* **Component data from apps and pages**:
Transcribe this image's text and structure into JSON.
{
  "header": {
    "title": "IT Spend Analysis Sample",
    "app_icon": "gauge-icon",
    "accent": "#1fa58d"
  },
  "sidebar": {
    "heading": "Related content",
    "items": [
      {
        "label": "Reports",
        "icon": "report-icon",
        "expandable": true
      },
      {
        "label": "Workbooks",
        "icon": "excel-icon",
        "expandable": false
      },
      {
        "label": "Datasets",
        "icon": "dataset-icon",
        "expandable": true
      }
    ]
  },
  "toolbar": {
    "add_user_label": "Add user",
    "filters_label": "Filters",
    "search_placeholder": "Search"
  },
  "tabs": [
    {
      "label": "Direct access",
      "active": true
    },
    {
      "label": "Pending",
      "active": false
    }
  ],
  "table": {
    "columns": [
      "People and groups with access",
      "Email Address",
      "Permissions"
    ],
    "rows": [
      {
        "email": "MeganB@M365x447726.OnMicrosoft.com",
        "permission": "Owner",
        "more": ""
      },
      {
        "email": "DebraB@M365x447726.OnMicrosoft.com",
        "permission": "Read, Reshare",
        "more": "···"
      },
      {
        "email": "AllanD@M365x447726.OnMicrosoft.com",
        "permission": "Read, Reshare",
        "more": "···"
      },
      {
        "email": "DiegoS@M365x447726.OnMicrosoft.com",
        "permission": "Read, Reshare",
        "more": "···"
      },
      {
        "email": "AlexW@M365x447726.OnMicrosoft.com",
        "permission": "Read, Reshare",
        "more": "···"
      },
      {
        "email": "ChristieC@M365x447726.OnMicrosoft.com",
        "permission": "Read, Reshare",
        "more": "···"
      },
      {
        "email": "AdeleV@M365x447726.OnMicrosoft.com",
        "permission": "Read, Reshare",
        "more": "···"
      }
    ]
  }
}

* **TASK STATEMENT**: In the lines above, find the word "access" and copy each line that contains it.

* **SOLUTION FOR THIS PROBLEM**:
      "label": "Direct access",
      "People and groups with access",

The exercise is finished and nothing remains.